[Data extracted from a collection]
# # # # # # #

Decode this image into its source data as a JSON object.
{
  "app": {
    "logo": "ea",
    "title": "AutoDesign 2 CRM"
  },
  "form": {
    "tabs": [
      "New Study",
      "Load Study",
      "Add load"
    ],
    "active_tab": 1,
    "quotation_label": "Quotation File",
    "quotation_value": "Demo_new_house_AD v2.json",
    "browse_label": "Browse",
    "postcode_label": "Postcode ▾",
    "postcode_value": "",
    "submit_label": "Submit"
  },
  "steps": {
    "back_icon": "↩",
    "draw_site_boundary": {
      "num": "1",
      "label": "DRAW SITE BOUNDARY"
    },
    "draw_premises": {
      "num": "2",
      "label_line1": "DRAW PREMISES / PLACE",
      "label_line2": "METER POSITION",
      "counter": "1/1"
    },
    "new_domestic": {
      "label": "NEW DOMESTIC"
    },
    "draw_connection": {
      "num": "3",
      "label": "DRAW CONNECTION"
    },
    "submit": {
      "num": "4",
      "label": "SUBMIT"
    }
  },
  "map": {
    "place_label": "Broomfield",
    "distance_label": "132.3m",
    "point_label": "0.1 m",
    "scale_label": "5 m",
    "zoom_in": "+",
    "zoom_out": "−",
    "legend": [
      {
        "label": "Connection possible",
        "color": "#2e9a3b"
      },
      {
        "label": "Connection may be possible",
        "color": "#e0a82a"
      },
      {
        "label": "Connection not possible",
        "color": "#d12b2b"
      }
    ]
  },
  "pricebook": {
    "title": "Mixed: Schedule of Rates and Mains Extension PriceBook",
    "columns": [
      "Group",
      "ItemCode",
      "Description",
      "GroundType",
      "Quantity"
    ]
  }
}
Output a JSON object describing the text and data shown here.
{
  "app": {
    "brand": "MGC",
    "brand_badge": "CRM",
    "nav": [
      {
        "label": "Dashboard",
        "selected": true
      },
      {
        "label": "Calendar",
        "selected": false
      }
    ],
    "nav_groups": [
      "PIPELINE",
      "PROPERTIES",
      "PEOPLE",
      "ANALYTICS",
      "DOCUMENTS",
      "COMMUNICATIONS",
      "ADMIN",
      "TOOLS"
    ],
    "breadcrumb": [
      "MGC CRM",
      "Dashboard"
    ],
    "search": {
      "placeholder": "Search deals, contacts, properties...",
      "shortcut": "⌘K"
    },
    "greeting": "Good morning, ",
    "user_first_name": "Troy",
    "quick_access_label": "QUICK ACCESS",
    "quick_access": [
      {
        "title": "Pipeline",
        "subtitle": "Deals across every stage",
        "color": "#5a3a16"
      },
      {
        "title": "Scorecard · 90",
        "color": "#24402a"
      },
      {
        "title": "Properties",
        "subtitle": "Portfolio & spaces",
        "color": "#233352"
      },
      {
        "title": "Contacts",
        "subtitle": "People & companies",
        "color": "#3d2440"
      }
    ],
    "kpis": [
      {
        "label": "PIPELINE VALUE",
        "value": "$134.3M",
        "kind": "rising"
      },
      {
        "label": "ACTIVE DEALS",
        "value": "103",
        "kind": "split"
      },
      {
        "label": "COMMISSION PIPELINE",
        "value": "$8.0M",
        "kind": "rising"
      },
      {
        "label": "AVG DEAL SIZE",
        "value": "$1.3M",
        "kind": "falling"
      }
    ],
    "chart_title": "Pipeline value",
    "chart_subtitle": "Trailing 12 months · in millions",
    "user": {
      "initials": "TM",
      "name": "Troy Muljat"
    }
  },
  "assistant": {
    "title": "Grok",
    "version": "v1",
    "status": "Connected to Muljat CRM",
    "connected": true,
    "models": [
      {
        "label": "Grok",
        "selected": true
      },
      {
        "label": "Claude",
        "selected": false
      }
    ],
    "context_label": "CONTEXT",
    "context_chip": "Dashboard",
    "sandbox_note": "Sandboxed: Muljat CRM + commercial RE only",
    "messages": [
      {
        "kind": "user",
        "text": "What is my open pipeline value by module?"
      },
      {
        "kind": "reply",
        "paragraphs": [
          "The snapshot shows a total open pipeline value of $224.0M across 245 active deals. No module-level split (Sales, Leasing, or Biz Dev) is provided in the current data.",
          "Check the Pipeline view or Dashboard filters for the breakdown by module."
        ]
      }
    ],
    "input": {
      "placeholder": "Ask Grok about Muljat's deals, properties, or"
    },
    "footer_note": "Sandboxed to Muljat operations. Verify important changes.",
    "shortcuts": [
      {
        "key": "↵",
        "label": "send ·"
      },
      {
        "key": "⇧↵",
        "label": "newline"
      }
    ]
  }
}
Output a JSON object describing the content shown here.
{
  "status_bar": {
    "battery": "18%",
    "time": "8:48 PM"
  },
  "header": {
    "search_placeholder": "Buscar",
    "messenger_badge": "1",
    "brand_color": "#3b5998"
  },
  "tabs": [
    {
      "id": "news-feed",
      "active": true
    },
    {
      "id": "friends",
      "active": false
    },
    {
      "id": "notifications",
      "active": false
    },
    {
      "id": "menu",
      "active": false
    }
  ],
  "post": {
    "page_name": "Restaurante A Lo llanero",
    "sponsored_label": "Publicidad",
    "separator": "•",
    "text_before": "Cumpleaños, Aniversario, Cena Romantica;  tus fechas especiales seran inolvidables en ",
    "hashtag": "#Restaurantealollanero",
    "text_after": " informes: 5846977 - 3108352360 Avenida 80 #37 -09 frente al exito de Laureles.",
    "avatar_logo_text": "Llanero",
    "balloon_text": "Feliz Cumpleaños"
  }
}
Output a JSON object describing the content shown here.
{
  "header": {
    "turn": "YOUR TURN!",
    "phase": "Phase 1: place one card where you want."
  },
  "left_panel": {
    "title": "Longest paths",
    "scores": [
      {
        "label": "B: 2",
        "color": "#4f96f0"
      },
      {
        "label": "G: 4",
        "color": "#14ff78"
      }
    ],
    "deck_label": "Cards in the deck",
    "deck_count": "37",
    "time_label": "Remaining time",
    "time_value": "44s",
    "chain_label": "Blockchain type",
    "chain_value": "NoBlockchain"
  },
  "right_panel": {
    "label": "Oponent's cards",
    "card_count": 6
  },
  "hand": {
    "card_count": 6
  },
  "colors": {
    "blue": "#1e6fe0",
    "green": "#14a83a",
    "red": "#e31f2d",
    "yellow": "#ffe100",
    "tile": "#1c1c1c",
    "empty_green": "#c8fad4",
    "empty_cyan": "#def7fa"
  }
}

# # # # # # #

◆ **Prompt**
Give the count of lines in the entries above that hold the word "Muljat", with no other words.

◆ **Answer to the problem**
5